A gun-control advocate whose daughter was shot in 2018 is praising a recently announced government bill and its goals to reduce gun violence Canada.
Ken Price, an Orillia native and member of gun-control advocacy group Danforth Families for Safe Communities (DFSC), considers himself an unlikely activist. He said the issue of gun violence was something his family “was not paying much attention” to in the past.
That was until July 22, 2018, when a 29-year old man shot 15 people along Toronto’s Danforth Avenue with a handgun, including Price’s daughter, Samantha, before turning it on himself.
While Samantha survived and made a full physical recovery, her friend, 18-year-old Reese Fallon, did not.
“It makes a big difference when it comes right into your home like it did for us. It was shocking. It was unexpected. Think of (Danforth Avenue) as an inflated Mississaga Street … and it’s a beautiful night, and she is exactly where you would want your 17-year-old daughter to be, which is with her friends, having ice cream. It was very, very shocking and jarring for us and that’s what’s certainly brought us into it,” Price said.
“We tried to figure out what we can do on behalf of other people because of what we went through, and that’s how we got involved in gun control and advocacy.”
Since 2018, DFSC has spoken to the media and lobbied the government to introduce more stringent gun-control measures.
The recently announced Bill C-21 proposes to freeze the sale, purchase, or transfer of handguns in Canada, and increase penalties for smuggling or trafficking guns. It will also allow for firearms licences to be taken from those involved in domestic violence, and introduce a “red-flag” law that will require people who are deemed a threat to themselves to turn in their firearms, among other new restrictions.
The bill is set to come into effect this fall, according to the federal government website, and it has been met with criticism from members of Parliament and gun groups, who argue the legislation unfairly penalizes legal gun owners who are unlikely to commit crimes.
When it comes to gun legislation, Price says Bill C-21 strikes a balance between lawful gun ownership and public safety.
“The types of guns that are used in (criminal) scenarios are handguns and assault rifles, so if you take those out of the mix, and you leave all the people with their hunting rifles and shotguns alone, then I think we struck a balance,” he said. “This puts into balance the interests of gun owners and public safety, which is what I think they’re trying to do.”
Price said DFSC supports Bill C-21 for the range of additional measures it includes.
“I think, if you look at the whole program, we would say we support it because it’s holistic,” he said. “We think (the handgun freeze) and the other things the government’s talked about — tougher borders, tougher sentences for people who are caught smuggling … all of those things are part of the recipe that should lead to better public safety.”

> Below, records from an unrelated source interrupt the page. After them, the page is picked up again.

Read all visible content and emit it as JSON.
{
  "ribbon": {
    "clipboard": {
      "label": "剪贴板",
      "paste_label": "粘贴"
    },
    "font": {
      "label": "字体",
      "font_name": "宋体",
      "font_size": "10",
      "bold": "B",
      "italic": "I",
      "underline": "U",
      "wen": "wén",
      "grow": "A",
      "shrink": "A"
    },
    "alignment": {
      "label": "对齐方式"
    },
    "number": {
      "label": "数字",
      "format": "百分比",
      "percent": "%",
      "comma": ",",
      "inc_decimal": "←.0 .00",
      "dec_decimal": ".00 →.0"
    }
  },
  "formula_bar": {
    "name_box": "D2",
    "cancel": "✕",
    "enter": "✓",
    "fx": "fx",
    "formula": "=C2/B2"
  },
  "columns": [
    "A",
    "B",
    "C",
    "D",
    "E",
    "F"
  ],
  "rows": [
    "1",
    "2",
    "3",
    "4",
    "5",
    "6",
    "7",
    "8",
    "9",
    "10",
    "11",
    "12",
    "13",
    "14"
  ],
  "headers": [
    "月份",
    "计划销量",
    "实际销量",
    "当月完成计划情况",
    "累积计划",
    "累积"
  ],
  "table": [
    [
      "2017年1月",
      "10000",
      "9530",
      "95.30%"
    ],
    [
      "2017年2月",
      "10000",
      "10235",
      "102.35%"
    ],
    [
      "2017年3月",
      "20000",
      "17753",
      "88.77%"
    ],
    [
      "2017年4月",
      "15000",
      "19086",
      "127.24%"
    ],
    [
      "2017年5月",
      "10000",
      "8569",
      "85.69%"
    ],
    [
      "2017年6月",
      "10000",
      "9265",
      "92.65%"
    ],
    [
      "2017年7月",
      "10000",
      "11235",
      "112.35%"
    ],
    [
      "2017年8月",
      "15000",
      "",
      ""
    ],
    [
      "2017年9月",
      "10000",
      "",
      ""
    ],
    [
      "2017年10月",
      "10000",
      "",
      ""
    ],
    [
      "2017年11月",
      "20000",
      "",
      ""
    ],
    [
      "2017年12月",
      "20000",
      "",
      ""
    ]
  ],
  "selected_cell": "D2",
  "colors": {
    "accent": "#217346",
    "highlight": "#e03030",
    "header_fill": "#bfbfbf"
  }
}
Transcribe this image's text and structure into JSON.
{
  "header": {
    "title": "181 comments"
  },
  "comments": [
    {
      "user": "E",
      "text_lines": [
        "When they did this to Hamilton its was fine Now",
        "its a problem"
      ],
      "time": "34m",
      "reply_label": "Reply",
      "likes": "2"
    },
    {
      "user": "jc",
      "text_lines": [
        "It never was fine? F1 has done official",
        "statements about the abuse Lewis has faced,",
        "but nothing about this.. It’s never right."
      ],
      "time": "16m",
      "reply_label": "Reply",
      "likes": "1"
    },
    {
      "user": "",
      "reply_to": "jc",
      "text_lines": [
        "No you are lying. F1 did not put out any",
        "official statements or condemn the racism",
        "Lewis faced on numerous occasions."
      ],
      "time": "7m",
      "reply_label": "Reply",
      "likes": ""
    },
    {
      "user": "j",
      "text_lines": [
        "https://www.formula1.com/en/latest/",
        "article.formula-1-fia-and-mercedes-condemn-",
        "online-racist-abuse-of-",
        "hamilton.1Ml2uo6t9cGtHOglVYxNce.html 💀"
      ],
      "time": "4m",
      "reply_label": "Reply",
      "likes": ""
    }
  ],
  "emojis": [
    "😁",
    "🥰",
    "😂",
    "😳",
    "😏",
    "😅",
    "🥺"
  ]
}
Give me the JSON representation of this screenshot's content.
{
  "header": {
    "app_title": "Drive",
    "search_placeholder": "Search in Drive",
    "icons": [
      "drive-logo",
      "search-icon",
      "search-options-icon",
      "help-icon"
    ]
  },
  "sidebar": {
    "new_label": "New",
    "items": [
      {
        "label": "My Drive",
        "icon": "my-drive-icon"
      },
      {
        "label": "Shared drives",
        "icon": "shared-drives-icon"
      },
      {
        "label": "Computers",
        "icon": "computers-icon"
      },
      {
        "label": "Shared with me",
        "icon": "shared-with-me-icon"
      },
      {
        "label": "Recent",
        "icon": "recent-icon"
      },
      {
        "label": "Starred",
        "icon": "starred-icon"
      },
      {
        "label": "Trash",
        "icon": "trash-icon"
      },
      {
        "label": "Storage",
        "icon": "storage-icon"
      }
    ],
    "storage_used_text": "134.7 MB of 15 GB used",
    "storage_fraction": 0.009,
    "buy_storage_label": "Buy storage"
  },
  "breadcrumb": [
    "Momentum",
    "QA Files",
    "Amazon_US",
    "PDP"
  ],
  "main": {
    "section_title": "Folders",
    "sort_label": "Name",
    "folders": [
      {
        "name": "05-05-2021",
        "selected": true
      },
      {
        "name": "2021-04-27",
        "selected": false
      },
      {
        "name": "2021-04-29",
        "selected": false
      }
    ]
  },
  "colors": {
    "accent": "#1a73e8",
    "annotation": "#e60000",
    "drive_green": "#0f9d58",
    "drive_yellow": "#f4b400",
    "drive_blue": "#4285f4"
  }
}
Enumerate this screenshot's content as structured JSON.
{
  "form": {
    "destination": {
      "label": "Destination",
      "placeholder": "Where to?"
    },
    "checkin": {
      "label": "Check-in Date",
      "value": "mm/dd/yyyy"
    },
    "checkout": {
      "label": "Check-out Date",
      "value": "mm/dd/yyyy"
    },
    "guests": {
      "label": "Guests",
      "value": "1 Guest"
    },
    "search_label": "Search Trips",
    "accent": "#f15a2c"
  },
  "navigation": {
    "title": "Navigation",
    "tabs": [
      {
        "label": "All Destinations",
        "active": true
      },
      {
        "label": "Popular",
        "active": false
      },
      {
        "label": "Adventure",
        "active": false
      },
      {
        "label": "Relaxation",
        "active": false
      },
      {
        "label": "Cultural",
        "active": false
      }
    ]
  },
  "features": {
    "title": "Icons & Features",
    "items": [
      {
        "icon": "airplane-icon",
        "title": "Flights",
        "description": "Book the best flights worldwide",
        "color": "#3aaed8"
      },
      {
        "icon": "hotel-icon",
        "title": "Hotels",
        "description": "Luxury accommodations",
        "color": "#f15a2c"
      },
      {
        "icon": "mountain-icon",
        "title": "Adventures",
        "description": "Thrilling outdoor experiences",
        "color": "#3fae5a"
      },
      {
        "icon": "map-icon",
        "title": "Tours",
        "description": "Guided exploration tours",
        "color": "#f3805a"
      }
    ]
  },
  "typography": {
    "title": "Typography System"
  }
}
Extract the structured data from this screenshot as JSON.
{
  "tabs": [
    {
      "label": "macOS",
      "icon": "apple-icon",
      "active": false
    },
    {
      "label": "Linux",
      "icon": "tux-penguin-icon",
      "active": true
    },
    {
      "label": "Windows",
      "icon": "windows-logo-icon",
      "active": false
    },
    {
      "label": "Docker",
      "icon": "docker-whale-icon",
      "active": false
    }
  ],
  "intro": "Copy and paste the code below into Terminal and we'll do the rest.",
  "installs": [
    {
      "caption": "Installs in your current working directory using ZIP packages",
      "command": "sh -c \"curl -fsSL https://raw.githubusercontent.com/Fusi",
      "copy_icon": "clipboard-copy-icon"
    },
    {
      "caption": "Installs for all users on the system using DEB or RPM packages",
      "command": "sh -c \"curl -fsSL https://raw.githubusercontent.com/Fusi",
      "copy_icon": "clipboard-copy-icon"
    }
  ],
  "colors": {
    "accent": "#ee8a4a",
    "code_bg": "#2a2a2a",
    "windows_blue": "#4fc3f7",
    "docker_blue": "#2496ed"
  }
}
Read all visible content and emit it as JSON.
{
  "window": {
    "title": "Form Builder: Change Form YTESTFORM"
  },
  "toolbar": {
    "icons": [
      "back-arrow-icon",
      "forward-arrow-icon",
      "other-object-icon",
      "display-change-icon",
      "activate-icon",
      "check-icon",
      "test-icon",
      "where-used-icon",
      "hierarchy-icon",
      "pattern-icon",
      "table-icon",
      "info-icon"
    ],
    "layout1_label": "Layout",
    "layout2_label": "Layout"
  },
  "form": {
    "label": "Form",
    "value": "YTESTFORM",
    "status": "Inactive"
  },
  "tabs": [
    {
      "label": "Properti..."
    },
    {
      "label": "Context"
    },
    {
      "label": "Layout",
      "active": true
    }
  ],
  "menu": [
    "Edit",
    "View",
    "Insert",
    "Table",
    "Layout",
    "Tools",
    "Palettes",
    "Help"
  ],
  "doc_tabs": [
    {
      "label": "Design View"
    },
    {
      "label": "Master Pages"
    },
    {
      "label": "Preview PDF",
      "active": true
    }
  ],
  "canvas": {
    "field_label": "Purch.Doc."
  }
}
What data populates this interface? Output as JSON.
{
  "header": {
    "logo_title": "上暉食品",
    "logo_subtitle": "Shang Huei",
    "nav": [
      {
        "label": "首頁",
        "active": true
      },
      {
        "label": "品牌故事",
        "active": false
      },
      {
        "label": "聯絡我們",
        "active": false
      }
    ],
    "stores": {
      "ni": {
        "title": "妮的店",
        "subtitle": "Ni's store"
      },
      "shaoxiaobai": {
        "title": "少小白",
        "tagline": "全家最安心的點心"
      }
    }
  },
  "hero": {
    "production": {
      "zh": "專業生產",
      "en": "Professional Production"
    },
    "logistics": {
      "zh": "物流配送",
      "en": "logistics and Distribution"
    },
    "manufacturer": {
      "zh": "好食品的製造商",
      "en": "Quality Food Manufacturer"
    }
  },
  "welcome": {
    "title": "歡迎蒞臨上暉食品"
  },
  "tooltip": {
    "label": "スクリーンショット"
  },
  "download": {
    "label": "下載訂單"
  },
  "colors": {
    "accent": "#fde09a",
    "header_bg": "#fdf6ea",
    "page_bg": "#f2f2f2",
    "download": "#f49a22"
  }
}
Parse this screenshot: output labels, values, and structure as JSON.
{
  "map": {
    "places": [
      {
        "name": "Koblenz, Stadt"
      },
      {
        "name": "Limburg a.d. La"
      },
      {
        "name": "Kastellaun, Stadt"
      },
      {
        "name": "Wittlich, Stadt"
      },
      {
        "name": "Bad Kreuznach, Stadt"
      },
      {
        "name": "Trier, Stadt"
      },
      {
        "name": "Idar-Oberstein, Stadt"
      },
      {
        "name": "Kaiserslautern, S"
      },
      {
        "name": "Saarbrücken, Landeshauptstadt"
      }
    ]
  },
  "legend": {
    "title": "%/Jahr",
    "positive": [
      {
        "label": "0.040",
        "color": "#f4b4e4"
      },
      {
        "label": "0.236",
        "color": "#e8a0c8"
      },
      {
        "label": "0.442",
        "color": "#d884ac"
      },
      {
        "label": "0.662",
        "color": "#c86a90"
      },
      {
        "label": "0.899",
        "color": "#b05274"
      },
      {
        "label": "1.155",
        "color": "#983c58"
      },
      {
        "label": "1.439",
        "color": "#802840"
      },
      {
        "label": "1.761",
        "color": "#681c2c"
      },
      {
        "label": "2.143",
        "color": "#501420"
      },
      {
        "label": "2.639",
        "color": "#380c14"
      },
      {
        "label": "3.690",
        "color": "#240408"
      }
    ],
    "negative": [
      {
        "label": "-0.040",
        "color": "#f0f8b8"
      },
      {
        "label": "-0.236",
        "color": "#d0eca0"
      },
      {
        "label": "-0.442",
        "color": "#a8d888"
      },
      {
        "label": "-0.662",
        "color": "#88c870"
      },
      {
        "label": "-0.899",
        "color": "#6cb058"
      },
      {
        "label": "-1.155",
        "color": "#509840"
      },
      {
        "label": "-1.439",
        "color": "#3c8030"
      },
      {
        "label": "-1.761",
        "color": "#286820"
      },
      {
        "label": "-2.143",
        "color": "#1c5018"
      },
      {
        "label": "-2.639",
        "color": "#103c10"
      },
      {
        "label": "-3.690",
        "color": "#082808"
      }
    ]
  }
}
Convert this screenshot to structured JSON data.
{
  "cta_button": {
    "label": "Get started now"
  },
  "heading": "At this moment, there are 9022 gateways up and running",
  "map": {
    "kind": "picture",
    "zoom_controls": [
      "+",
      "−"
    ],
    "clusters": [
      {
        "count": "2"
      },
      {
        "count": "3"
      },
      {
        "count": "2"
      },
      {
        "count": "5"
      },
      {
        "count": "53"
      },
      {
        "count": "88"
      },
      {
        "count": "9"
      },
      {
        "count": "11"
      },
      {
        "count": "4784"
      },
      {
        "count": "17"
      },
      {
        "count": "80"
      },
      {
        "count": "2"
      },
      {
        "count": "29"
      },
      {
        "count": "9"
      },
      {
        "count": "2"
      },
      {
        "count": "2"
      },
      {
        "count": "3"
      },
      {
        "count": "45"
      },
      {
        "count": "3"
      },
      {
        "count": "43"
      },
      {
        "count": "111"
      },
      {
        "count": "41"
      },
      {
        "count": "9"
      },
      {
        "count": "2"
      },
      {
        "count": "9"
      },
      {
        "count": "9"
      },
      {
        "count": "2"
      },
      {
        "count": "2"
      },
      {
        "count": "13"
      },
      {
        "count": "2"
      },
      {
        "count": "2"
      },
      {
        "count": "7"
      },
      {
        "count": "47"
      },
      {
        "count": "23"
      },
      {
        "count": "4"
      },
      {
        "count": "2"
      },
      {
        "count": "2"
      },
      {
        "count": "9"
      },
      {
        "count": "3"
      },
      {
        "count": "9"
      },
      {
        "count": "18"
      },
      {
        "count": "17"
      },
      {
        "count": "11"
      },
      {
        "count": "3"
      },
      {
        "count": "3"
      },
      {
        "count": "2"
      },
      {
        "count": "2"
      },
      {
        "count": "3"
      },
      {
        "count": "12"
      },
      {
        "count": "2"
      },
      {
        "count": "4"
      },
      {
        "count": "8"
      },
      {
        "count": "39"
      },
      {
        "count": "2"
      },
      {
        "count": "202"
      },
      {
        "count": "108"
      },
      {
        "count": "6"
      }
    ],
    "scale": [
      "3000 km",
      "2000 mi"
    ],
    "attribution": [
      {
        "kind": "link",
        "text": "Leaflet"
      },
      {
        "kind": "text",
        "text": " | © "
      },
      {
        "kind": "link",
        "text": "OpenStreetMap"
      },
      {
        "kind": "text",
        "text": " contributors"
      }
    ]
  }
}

Some of the criticism aimed at the bill are based on a lack of data on the legality of the guns used in crimes in Canada, and that legal gun owners are being unfairly penalized after passing through an already robust system for acquiring guns.
Price argues even with incomplete data on guns used in crimes, the cost of having handguns on the streets is too high.
“Are we going to wait for the database to catch up while people die? What’s the point? Nobody’s coming after hunters, nobody’s coming after farmers who use these things to ward off coyotes; this is not the target of (the bill),” he said.
“This is going to affect people who were peacefully using handguns and never would have acted in a way described, but the problem is I can’t look at an individual and say that guy definitely is not a criminal. We don’t know. Nobody knows. I think all you could do in balance is say, ‘Well, what are the kinds of guns that are used in crimes? Let’s take those out of the mix.’”